Her remarks – and the response – are embedded within a growing reality: Culturally the US and Israel are drawing further apart. The ultra-Orthodox right has gone from strength to strength in Israel, with the Orthodox rabbinate having sought and gained influence over policy in Israeli society. At the same time, the country's democracy is increasingly seeking to shut down avenues for nonviolent dissent, whether through the NGO legislation that Clinton referenced or a law passed by the Knesset earlier this year that seeks to outlaw calls for political boycotts on Israel.
I wrote a little bit about this on Friday, in connection with a tone-deaf series of ads that Israel recently ran in a number of US cities warning Israeli expatriates to return home or risk losing their Jewish and Israeli identities. The ads angered a number of prominent Jewish-American organizations.
Clinton's comments are telling, coming as they do in an election year. Her boss, President Obama, has taken flak from American Jews for being insufficiently supportive of Israel and is heading toward what promises to be a dog-fight for a second presidential term. In that context, the fact that Clinton was willing to make these kinds of comments is a sign the administration believes many supporters of Israel in the US share their concerns.
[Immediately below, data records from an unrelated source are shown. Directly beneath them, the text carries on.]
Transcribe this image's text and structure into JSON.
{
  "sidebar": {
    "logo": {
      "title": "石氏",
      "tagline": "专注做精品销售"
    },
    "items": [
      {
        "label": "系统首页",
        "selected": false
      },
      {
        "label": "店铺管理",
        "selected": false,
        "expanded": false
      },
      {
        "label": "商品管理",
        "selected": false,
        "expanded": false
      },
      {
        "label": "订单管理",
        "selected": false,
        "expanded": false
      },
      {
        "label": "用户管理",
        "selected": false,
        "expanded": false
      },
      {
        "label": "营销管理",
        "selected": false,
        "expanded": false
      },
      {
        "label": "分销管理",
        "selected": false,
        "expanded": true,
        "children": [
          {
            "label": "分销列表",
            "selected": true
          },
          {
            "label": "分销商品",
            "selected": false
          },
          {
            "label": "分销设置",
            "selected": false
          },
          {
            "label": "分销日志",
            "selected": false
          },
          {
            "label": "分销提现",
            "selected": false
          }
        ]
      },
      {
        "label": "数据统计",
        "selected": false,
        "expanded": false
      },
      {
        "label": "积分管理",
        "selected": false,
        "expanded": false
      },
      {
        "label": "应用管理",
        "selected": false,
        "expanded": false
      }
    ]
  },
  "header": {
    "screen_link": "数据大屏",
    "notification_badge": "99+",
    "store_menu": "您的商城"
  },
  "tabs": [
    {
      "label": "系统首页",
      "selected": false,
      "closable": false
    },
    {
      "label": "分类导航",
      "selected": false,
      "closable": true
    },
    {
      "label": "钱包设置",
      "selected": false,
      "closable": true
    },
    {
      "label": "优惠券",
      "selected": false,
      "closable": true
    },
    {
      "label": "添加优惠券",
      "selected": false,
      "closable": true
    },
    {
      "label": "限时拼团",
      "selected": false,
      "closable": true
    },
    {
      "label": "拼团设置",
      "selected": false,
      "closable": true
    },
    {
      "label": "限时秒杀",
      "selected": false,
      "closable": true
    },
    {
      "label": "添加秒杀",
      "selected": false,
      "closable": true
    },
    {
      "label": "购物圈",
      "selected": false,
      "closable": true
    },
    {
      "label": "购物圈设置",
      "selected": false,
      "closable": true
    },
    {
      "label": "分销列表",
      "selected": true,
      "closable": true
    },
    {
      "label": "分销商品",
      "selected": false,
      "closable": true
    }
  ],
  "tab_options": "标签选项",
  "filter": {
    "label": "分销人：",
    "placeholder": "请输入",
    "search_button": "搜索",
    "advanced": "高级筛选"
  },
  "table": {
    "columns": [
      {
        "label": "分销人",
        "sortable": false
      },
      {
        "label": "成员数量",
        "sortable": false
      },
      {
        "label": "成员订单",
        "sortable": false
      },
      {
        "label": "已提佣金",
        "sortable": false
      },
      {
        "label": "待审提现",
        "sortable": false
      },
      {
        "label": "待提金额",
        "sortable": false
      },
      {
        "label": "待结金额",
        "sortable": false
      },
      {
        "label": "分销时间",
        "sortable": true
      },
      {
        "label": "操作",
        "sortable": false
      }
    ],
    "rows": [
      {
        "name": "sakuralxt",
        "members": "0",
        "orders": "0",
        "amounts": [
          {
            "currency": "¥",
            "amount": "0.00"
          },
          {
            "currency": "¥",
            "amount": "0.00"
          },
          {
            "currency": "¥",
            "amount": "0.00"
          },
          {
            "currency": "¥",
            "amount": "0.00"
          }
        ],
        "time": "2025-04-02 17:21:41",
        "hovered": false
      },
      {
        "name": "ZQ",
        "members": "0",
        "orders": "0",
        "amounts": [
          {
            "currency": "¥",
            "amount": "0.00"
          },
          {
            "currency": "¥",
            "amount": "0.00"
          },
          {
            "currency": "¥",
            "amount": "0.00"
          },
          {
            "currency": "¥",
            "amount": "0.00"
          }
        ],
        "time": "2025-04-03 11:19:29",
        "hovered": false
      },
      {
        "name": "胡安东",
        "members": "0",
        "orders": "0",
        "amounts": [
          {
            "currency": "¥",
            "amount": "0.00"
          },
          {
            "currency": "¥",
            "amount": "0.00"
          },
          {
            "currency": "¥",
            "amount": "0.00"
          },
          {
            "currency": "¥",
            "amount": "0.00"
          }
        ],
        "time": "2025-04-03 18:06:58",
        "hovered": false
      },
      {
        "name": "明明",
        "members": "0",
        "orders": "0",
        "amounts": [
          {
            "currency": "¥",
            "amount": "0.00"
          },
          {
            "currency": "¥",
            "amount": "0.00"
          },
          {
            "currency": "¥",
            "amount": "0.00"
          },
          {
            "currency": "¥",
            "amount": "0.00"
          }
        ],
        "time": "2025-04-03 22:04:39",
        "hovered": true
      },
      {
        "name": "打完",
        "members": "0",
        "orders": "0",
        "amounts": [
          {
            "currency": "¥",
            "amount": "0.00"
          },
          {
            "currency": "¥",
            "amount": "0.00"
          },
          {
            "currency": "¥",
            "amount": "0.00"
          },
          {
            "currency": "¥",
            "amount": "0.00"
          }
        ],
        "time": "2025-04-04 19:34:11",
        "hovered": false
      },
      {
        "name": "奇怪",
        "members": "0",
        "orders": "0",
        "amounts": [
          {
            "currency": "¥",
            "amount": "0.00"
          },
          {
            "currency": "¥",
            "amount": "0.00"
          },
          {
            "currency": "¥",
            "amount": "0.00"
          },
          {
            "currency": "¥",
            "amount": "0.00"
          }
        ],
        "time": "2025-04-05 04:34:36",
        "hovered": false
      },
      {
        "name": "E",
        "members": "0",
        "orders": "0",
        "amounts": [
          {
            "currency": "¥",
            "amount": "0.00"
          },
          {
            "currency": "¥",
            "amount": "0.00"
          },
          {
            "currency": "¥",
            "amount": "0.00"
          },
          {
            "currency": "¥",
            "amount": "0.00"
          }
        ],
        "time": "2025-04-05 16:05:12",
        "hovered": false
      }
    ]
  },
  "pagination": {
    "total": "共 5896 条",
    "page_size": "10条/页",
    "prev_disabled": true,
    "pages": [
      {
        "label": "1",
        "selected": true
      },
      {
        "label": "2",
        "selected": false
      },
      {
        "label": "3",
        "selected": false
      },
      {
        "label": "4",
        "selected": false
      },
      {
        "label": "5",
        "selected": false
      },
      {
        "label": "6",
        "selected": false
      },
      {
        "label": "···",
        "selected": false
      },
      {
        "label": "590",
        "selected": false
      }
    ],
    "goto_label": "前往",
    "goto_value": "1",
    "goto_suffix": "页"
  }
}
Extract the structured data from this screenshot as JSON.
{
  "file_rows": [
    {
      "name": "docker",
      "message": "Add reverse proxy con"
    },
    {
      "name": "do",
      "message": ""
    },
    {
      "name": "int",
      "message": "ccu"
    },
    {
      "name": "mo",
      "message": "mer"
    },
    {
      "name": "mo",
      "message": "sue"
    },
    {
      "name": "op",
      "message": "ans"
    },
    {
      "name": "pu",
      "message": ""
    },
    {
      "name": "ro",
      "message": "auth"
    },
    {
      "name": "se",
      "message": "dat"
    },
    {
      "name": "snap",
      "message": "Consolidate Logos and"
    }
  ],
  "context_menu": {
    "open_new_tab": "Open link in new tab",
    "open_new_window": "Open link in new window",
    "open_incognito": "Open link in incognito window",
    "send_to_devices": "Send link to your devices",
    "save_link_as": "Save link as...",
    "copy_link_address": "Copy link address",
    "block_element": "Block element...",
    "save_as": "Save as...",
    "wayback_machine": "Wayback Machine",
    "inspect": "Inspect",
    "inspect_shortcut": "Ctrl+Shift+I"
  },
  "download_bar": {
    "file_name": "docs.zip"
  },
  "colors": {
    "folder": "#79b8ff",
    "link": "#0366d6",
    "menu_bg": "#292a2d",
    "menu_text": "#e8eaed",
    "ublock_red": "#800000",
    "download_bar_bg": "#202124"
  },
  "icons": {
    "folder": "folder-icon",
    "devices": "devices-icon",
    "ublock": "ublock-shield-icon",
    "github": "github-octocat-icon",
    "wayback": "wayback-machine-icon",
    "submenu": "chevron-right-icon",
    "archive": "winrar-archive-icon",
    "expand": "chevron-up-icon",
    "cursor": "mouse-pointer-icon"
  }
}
Palestinian activists will be annoyed that her Rosa Parks reference was in regard to Israeli women, not a recent protest by Palestinians in the West Bank against what they say are discriminatory bus policies. But Clinton's criticism was a warning that the "common values" that are often used to explain the close US-Israel relationship are eroding.